_Problem description_
Each line below that contains the word "image" is to be counted; give only the final number.

[Records from a data source]
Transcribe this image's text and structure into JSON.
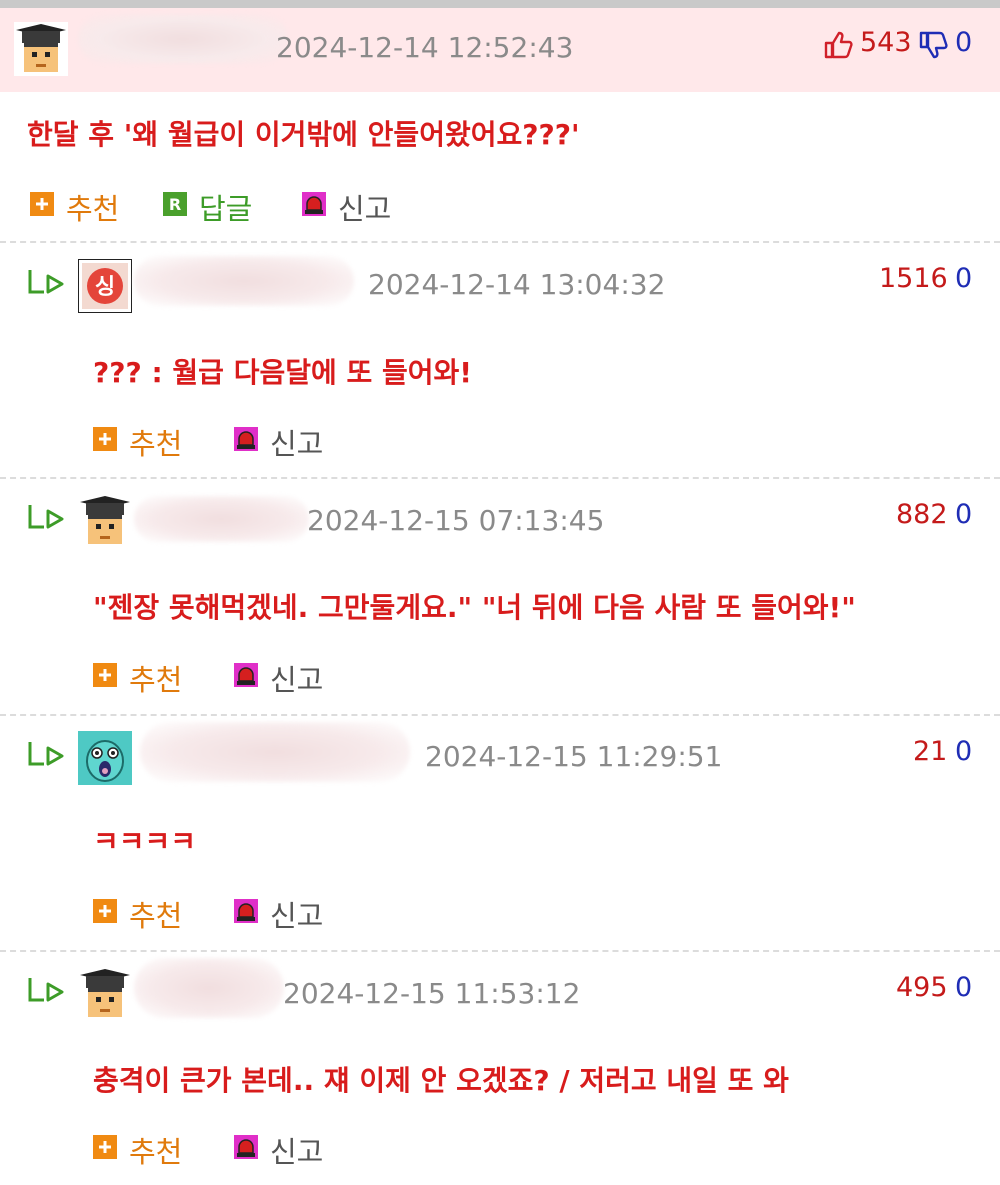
{
  "comments": [
    {
      "date": "2024-12-14 12:52:43",
      "upvotes": "543",
      "downvotes": "0",
      "text": "한달 후 '왜 월급이 이거밖에 안들어왔어요???'",
      "actions": {
        "recommend": "추천",
        "reply": "답글",
        "report": "신고"
      },
      "avatar": "graduate-avatar"
    },
    {
      "date": "2024-12-14 13:04:32",
      "upvotes": "1516",
      "downvotes": "0",
      "text": "??? : 월급 다음달에 또 들어와!",
      "actions": {
        "recommend": "추천",
        "report": "신고"
      },
      "avatar": "red-badge-avatar"
    },
    {
      "date": "2024-12-15 07:13:45",
      "upvotes": "882",
      "downvotes": "0",
      "text": "\"젠장 못해먹겠네. 그만둘게요.\" \"너 뒤에 다음 사람 또 들어와!\"",
      "actions": {
        "recommend": "추천",
        "report": "신고"
      },
      "avatar": "graduate-avatar"
    },
    {
      "date": "2024-12-15 11:29:51",
      "upvotes": "21",
      "downvotes": "0",
      "text": "ㅋㅋㅋㅋ",
      "actions": {
        "recommend": "추천",
        "report": "신고"
      },
      "avatar": "cartoon-face-avatar"
    },
    {
      "date": "2024-12-15 11:53:12",
      "upvotes": "495",
      "downvotes": "0",
      "text": "충격이 큰가 본데.. 쟤 이제 안 오겠죠? / 저러고 내일 또 와",
      "actions": {
        "recommend": "추천",
        "report": "신고"
      },
      "avatar": "graduate-avatar"
    }
  ],
  "colors": {
    "highlight_bg": "#ffe8ea",
    "comment_text": "#d81c1c",
    "upvote": "#c41a1a",
    "downvote": "#1f2db5",
    "date": "#8a8a8a",
    "recommend": "#e07a0c",
    "reply": "#3d9c28"
  },
  "icons": [
    "thumbs-up-icon",
    "thumbs-down-icon",
    "plus-icon",
    "reply-r-icon",
    "siren-icon",
    "reply-arrow-icon"
  ]
}
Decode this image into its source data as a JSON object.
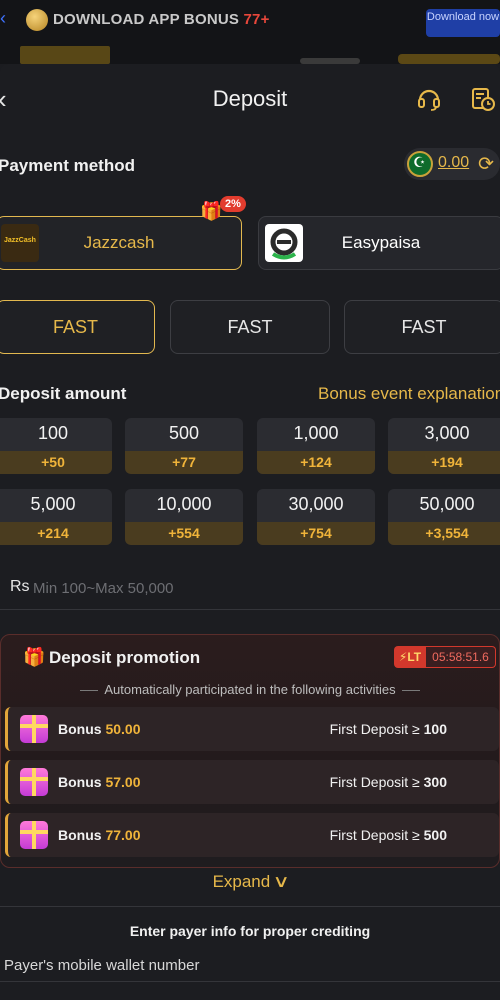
{
  "banner": {
    "text": "DOWNLOAD APP  BONUS",
    "bonus_num": "77+",
    "download_btn": "Download now"
  },
  "header": {
    "title": "Deposit"
  },
  "payment": {
    "label": "Payment method",
    "balance": "0.00",
    "methods": [
      {
        "label": "Jazzcash",
        "logo_text": "JazzCash",
        "active": true
      },
      {
        "label": "Easypaisa",
        "active": false
      }
    ],
    "badge": "2%"
  },
  "channels": [
    "FAST",
    "FAST",
    "FAST"
  ],
  "deposit": {
    "label": "Deposit amount",
    "bonus_link": "Bonus event explanation",
    "tiles": [
      {
        "amount": "100",
        "bonus": "+50"
      },
      {
        "amount": "500",
        "bonus": "+77"
      },
      {
        "amount": "1,000",
        "bonus": "+124"
      },
      {
        "amount": "3,000",
        "bonus": "+194"
      },
      {
        "amount": "5,000",
        "bonus": "+214"
      },
      {
        "amount": "10,000",
        "bonus": "+554"
      },
      {
        "amount": "30,000",
        "bonus": "+754"
      },
      {
        "amount": "50,000",
        "bonus": "+3,554"
      }
    ],
    "currency": "Rs",
    "placeholder": "Min 100~Max 50,000"
  },
  "promotion": {
    "title": "Deposit promotion",
    "lt_label": "LT",
    "timer": "05:58:51.6",
    "subtitle": "Automatically participated in the following activities",
    "items": [
      {
        "bonus_word": "Bonus",
        "bonus_value": "50.00",
        "cond_text": "First Deposit ≥",
        "cond_value": "100"
      },
      {
        "bonus_word": "Bonus",
        "bonus_value": "57.00",
        "cond_text": "First Deposit ≥",
        "cond_value": "300"
      },
      {
        "bonus_word": "Bonus",
        "bonus_value": "77.00",
        "cond_text": "First Deposit ≥",
        "cond_value": "500"
      }
    ],
    "expand": "Expand"
  },
  "payer": {
    "title": "Enter payer info for proper crediting",
    "placeholder": "Payer's mobile wallet number"
  },
  "colors": {
    "accent": "#e6b84a",
    "bonus_bar": "#4a3c1f",
    "alert": "#d2382c",
    "background": "#1c1d21"
  }
}
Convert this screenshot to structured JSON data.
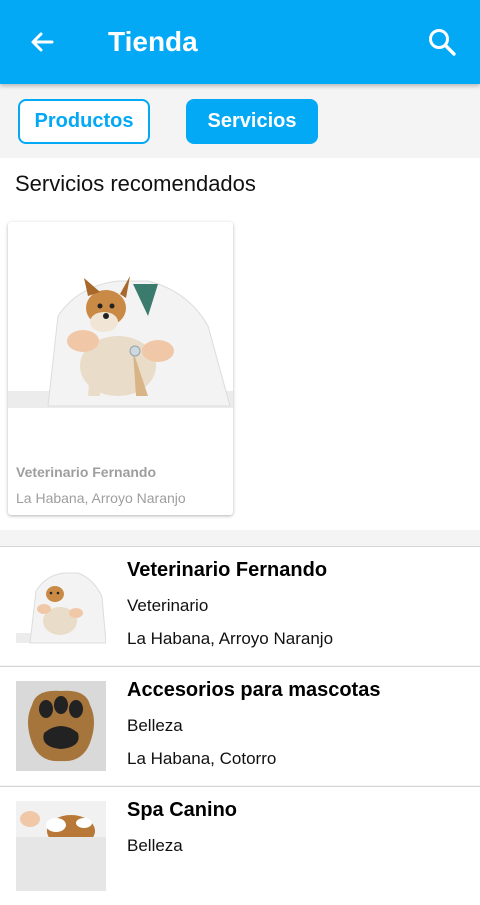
{
  "appbar": {
    "title": "Tienda",
    "back_icon": "arrow-left-icon",
    "search_icon": "search-icon",
    "color": "#03a9f4"
  },
  "tabs": [
    {
      "label": "Productos",
      "selected": false
    },
    {
      "label": "Servicios",
      "selected": true
    }
  ],
  "recommended": {
    "title": "Servicios recomendados",
    "cards": [
      {
        "name": "Veterinario Fernando",
        "location": "La Habana, Arroyo Naranjo",
        "image": "vet-with-dog-photo"
      }
    ]
  },
  "services": [
    {
      "name": "Veterinario Fernando",
      "category": "Veterinario",
      "location": "La Habana, Arroyo Naranjo",
      "image": "vet-with-dog-photo"
    },
    {
      "name": "Accesorios para mascotas",
      "category": "Belleza",
      "location": "La Habana, Cotorro",
      "image": "paw-mat-photo"
    },
    {
      "name": "Spa Canino",
      "category": "Belleza",
      "location": "",
      "image": "dog-bath-photo"
    }
  ]
}
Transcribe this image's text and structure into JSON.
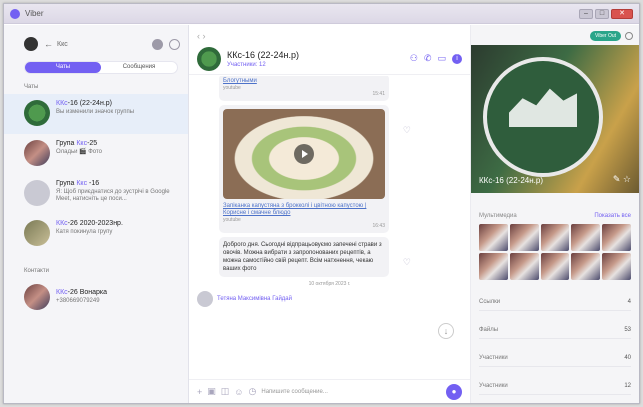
{
  "window": {
    "title": "Viber"
  },
  "sidebar": {
    "search_query": "Ккс",
    "segments": [
      "Чаты",
      "Сообщения"
    ],
    "chats_label": "Чаты",
    "chats": [
      {
        "title_prefix": "",
        "title_hl": "ККс",
        "title_rest": "-16 (22-24н.р)",
        "time": "",
        "subtitle": "Вы изменили значок группы"
      },
      {
        "title_prefix": "Група ",
        "title_hl": "Ккс",
        "title_rest": "-25",
        "time": "",
        "subtitle": "Оладьи 🎬 Фото"
      },
      {
        "title_prefix": "Група ",
        "title_hl": "Ккс",
        "title_rest": " -16",
        "time": "",
        "subtitle": "Я: Щоб приєднатися до зустрічі в Google Meet, натисніть це поси..."
      },
      {
        "title_prefix": "",
        "title_hl": "ККс",
        "title_rest": "-26 2020-2023нр.",
        "time": "",
        "subtitle": "Катя покинула групу"
      }
    ],
    "contacts_label": "Контакти",
    "contacts": [
      {
        "name_hl": "ККс",
        "name_rest": "-26 Вонарка",
        "phone": "+380669079249"
      }
    ]
  },
  "chat": {
    "title": "ККс-16 (22-24н.р)",
    "participants": "Участники: 12",
    "messages": {
      "m1_link": "Блогутными",
      "m1_meta": "youtube",
      "m1_time": "15:41",
      "m2_link": "Запіканка капустяна з брокколі і цвітною капустою | Корисне і смачне блюдо",
      "m2_meta": "youtube",
      "m2_time": "16:43",
      "m3_text": "Доброго дня. Сьогодні відпрацьовуємо запечені страви з овочів. Можна вибрати з запропонованих рецептів, а можна самостійно свій рецепт. Всім натхнення, чекаю ваших фото",
      "date_sep": "10 октября 2023 г.",
      "m4_author": "Тетяна Максимівна Гайдай"
    },
    "composer_placeholder": "Напишите сообщение..."
  },
  "info": {
    "viber_out": "Viber Out",
    "group_name": "ККс-16 (22-24н.р)",
    "media_label": "Мультимедиа",
    "show_all": "Показать все",
    "stats": [
      {
        "label": "Ссылки",
        "value": "4"
      },
      {
        "label": "Файлы",
        "value": "53"
      },
      {
        "label": "Участники",
        "value": "40"
      },
      {
        "label": "Участники",
        "value": "12"
      }
    ]
  }
}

_The completed task_
7